Only lines containing the word "numo" belong in the answer; copy each one from the records.

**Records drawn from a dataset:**

..........

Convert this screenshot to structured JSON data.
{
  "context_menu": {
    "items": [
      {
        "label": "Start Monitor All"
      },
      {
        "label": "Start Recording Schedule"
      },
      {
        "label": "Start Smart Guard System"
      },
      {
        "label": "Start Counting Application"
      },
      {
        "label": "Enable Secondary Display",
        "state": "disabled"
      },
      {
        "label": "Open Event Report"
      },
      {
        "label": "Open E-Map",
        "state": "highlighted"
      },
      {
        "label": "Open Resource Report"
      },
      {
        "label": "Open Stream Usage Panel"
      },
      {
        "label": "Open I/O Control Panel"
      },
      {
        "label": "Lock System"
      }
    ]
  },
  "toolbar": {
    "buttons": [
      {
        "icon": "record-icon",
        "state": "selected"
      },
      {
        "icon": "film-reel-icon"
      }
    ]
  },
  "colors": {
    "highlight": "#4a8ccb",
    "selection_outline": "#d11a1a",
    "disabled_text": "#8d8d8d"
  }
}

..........

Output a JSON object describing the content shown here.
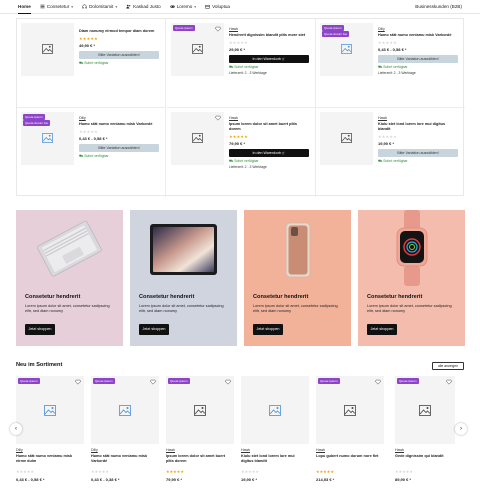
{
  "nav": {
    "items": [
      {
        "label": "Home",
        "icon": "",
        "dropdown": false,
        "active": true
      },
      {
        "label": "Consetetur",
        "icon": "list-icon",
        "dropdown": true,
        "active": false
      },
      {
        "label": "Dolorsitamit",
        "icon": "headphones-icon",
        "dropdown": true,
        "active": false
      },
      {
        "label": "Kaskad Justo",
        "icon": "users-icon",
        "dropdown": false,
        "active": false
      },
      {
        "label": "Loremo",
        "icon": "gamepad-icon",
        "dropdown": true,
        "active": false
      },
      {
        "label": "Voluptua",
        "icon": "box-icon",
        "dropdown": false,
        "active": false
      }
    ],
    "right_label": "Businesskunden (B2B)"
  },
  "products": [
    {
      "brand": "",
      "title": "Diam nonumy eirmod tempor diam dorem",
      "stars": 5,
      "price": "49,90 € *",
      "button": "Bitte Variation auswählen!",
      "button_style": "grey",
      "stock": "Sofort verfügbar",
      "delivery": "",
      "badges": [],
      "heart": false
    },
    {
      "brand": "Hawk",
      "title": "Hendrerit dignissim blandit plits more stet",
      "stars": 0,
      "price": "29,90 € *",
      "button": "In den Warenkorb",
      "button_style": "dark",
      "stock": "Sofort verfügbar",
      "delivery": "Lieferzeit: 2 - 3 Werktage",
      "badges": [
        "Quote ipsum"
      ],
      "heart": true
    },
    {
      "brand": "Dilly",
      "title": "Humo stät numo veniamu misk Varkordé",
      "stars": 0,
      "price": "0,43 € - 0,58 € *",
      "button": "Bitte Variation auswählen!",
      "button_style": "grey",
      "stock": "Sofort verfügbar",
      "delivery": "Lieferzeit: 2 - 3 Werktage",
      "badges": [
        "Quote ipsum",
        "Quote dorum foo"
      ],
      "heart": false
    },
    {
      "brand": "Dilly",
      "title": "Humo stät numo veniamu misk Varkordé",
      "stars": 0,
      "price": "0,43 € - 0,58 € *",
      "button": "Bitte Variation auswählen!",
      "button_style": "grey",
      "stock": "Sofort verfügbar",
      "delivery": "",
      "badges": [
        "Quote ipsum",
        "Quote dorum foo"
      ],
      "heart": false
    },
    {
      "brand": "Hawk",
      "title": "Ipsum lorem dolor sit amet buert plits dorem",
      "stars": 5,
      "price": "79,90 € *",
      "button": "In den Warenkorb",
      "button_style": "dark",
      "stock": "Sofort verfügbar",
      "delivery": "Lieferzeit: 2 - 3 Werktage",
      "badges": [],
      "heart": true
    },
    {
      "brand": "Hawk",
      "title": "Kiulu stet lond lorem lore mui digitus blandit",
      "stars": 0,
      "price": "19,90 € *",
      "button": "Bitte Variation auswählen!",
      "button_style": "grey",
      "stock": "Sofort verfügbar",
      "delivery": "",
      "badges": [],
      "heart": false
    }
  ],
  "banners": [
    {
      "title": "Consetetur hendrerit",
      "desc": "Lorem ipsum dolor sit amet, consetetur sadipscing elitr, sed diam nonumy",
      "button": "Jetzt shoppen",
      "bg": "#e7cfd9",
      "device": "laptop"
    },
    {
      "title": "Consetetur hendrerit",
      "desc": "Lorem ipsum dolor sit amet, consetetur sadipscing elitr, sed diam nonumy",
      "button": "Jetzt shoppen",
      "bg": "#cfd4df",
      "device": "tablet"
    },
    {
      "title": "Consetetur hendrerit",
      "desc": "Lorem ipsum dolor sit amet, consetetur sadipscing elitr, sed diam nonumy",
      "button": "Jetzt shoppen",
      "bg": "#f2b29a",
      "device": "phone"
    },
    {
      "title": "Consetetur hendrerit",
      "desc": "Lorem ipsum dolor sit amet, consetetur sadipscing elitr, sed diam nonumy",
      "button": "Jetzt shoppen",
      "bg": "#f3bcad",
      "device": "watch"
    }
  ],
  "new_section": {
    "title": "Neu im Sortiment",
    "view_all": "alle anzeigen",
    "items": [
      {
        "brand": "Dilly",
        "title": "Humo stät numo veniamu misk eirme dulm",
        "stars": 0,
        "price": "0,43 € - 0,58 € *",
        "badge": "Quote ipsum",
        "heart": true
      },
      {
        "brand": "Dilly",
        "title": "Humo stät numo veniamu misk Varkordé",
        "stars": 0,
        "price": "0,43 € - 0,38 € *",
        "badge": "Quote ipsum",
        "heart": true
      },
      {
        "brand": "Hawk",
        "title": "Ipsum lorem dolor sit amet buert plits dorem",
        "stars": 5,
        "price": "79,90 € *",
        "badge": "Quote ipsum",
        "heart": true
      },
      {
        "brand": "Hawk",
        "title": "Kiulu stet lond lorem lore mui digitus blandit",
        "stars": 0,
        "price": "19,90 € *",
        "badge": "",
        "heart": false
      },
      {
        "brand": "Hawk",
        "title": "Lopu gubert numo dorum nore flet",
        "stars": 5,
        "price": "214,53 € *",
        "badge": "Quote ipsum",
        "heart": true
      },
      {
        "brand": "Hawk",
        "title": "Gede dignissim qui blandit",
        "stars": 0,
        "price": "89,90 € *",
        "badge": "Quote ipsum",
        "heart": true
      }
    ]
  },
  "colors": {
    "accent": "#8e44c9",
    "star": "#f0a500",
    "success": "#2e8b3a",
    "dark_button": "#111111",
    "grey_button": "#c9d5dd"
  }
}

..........

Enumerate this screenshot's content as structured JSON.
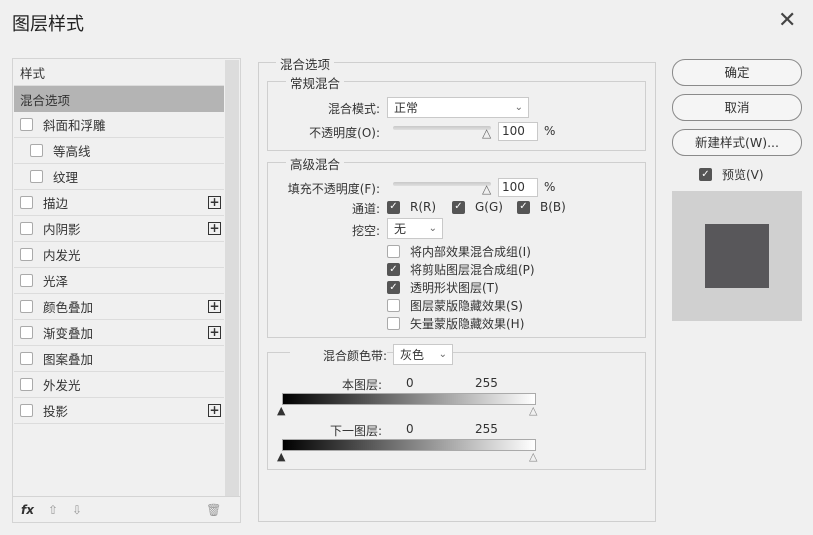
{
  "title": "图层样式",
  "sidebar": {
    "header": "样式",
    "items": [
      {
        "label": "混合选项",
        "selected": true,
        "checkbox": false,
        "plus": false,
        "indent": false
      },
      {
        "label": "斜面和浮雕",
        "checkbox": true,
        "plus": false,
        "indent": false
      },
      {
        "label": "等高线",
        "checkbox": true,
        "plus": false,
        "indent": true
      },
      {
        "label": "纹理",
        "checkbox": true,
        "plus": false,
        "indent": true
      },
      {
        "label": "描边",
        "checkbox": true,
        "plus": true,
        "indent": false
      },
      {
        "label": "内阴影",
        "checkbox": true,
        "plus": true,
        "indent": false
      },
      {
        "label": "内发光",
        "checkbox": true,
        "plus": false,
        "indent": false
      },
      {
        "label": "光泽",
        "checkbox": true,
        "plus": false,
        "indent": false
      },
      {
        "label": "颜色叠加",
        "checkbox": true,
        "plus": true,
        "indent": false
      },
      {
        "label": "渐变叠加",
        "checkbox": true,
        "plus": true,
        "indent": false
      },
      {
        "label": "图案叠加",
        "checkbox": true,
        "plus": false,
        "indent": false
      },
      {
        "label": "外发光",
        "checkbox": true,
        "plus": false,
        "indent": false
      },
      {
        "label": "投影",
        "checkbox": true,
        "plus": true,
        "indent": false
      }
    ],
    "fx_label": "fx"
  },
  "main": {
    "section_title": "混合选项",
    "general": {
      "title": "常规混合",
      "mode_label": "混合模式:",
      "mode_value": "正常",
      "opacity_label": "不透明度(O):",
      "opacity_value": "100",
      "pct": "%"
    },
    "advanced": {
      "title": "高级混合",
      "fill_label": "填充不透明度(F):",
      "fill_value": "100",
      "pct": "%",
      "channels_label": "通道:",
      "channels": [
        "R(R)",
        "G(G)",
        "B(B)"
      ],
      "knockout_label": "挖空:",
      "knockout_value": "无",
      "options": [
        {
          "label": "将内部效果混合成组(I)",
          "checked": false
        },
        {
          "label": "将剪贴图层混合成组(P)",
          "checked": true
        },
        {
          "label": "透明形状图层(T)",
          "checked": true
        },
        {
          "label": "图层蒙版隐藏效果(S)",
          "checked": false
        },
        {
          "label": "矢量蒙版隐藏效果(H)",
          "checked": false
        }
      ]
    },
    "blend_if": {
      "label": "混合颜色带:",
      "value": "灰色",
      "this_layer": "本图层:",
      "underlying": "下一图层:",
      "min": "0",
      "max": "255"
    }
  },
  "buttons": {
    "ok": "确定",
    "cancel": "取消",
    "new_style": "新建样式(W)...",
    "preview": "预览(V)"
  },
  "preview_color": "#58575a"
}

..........

**Answer below:**
      "title": "Humo stät numo veniamu misk Varkordé",
      "title": "Humo stät numo veniamu misk Varkordé",
        "title": "Humo stät numo veniamu misk eirme dulm",
        "title": "Humo stät numo veniamu misk Varkordé",
        "title": "Lopu gubert numo dorum nore flet",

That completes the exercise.